▶ [GOAL OF THE EXERCISE]: Scan the entries and copy each line where the word "model" is present.

▶ [EXTRACTED INFORMATION]:

=-=-=-=-=

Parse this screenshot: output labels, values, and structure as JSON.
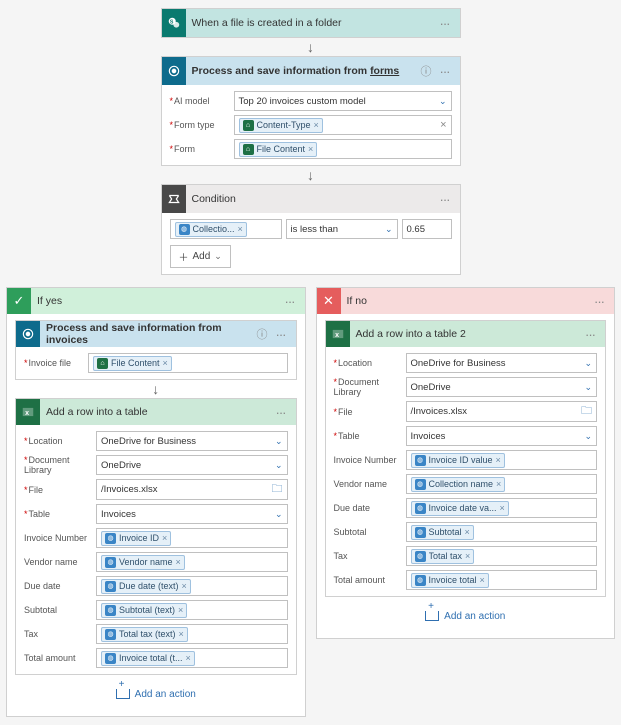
{
  "trigger": {
    "title": "When a file is created in a folder"
  },
  "ai_step": {
    "title": "Process and save information from ",
    "title_highlight": "forms",
    "fields": {
      "ai_model_label": "AI model",
      "ai_model_value": "Top 20 invoices custom model",
      "form_type_label": "Form type",
      "form_type_token": "Content-Type",
      "form_label": "Form",
      "form_token": "File Content"
    }
  },
  "condition": {
    "title": "Condition",
    "left_token": "Collectio...",
    "operator": "is less than",
    "value": "0.65",
    "add_label": "Add"
  },
  "yes": {
    "title": "If yes",
    "ai": {
      "title": "Process and save information from invoices",
      "field_label": "Invoice file",
      "field_token": "File Content"
    },
    "excel": {
      "title": "Add a row into a table",
      "location_label": "Location",
      "location_value": "OneDrive for Business",
      "lib_label": "Document Library",
      "lib_value": "OneDrive",
      "file_label": "File",
      "file_value": "/Invoices.xlsx",
      "table_label": "Table",
      "table_value": "Invoices",
      "inv_label": "Invoice Number",
      "inv_token": "Invoice ID",
      "vendor_label": "Vendor name",
      "vendor_token": "Vendor name",
      "due_label": "Due date",
      "due_token": "Due date (text)",
      "sub_label": "Subtotal",
      "sub_token": "Subtotal (text)",
      "tax_label": "Tax",
      "tax_token": "Total tax (text)",
      "total_label": "Total amount",
      "total_token": "Invoice total (t..."
    },
    "add_action": "Add an action"
  },
  "no": {
    "title": "If no",
    "excel": {
      "title": "Add a row into a table 2",
      "location_label": "Location",
      "location_value": "OneDrive for Business",
      "lib_label": "Document Library",
      "lib_value": "OneDrive",
      "file_label": "File",
      "file_value": "/Invoices.xlsx",
      "table_label": "Table",
      "table_value": "Invoices",
      "inv_label": "Invoice Number",
      "inv_token": "Invoice ID value",
      "vendor_label": "Vendor name",
      "vendor_token": "Collection name",
      "due_label": "Due date",
      "due_token": "Invoice date va...",
      "sub_label": "Subtotal",
      "sub_token": "Subtotal",
      "tax_label": "Tax",
      "tax_token": "Total tax",
      "total_label": "Total amount",
      "total_token": "Invoice total"
    },
    "add_action": "Add an action"
  }
}
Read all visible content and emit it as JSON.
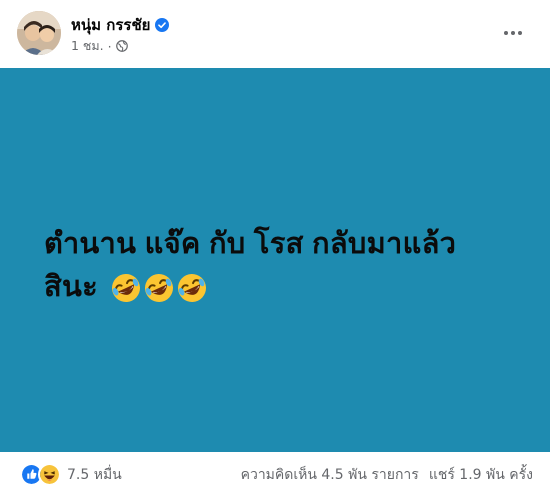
{
  "post": {
    "author": "หนุ่ม กรรชัย",
    "time": "1 ชม.",
    "separator": "·",
    "banner_line1": "ตำนาน แจ๊ค กับ โรส กลับมาแล้ว",
    "banner_line2": "สินะ",
    "banner_color": "#1e8bb0",
    "emojis": [
      "rolling-on-floor-laughing",
      "rolling-on-floor-laughing",
      "rolling-on-floor-laughing"
    ]
  },
  "footer": {
    "reactions": [
      "like",
      "haha"
    ],
    "reaction_count": "7.5 หมื่น",
    "comments": "ความคิดเห็น 4.5 พัน รายการ",
    "shares": "แชร์ 1.9 พัน ครั้ง"
  },
  "colors": {
    "accent": "#1877f2",
    "muted": "#65676b"
  }
}
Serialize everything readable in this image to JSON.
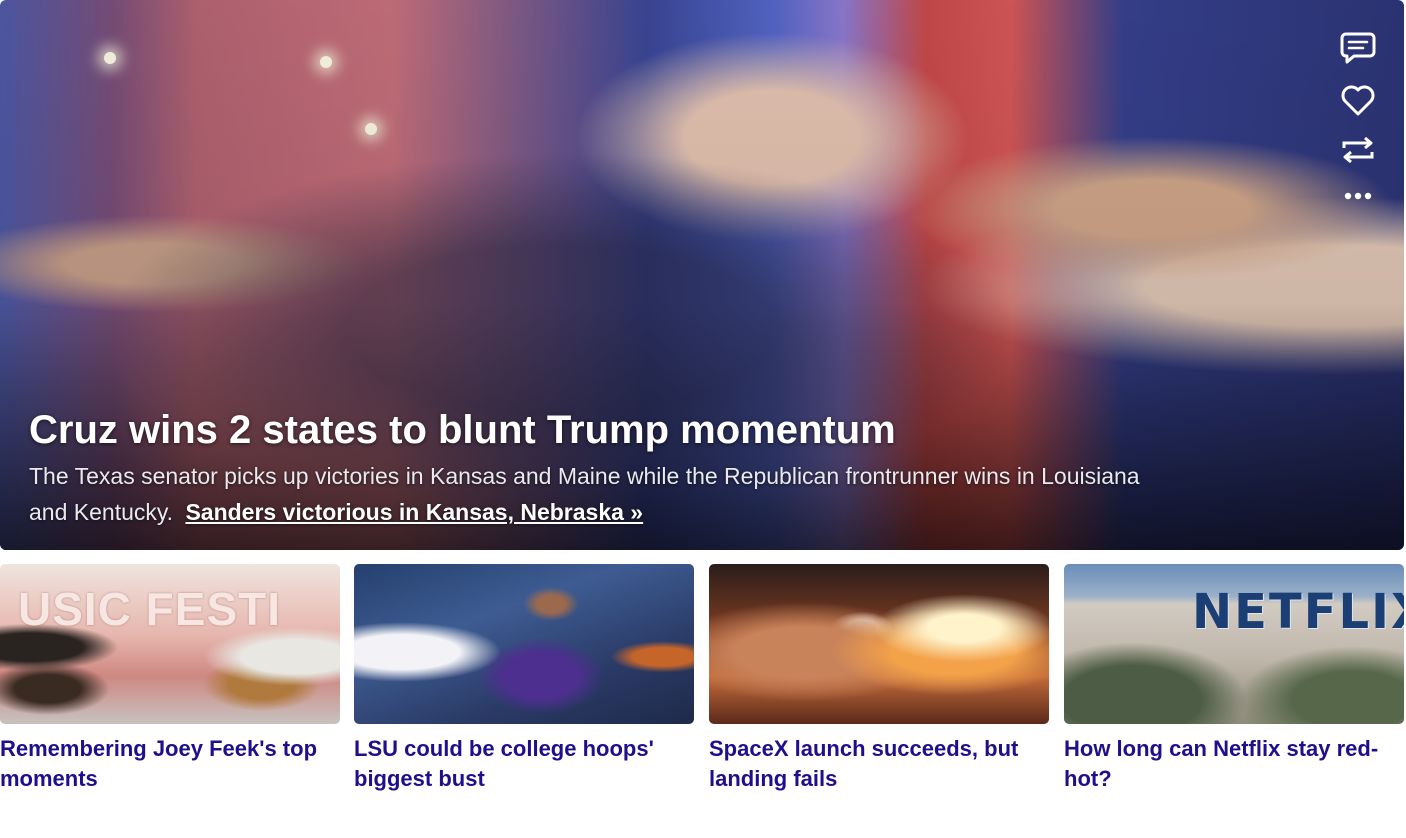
{
  "hero": {
    "headline": "Cruz wins 2 states to blunt Trump momentum",
    "summary": "The Texas senator picks up victories in Kansas and Maine while the Republican frontrunner wins in Louisiana and Kentucky.",
    "link_label": "Sanders victorious in Kansas, Nebraska »"
  },
  "actions": [
    {
      "name": "comment",
      "icon": "speech-bubble-icon"
    },
    {
      "name": "favorite",
      "icon": "heart-icon"
    },
    {
      "name": "share",
      "icon": "repost-icon"
    },
    {
      "name": "more",
      "icon": "ellipsis-icon"
    }
  ],
  "stories": [
    {
      "title": "Remembering Joey Feek's top moments",
      "image_text": "USIC FESTI"
    },
    {
      "title": "LSU could be college hoops' biggest bust"
    },
    {
      "title": "SpaceX launch succeeds, but landing fails"
    },
    {
      "title": "How long can Netflix stay red-hot?",
      "image_text": "NETFLIX"
    }
  ],
  "colors": {
    "headline_link": "#1f0f8c",
    "hero_text": "#ffffff"
  }
}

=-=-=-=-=

▶ [WRITTEN SOLUTION]:
      "ai_model_label": "AI model",
      "ai_model_value": "Top 20 invoices custom model",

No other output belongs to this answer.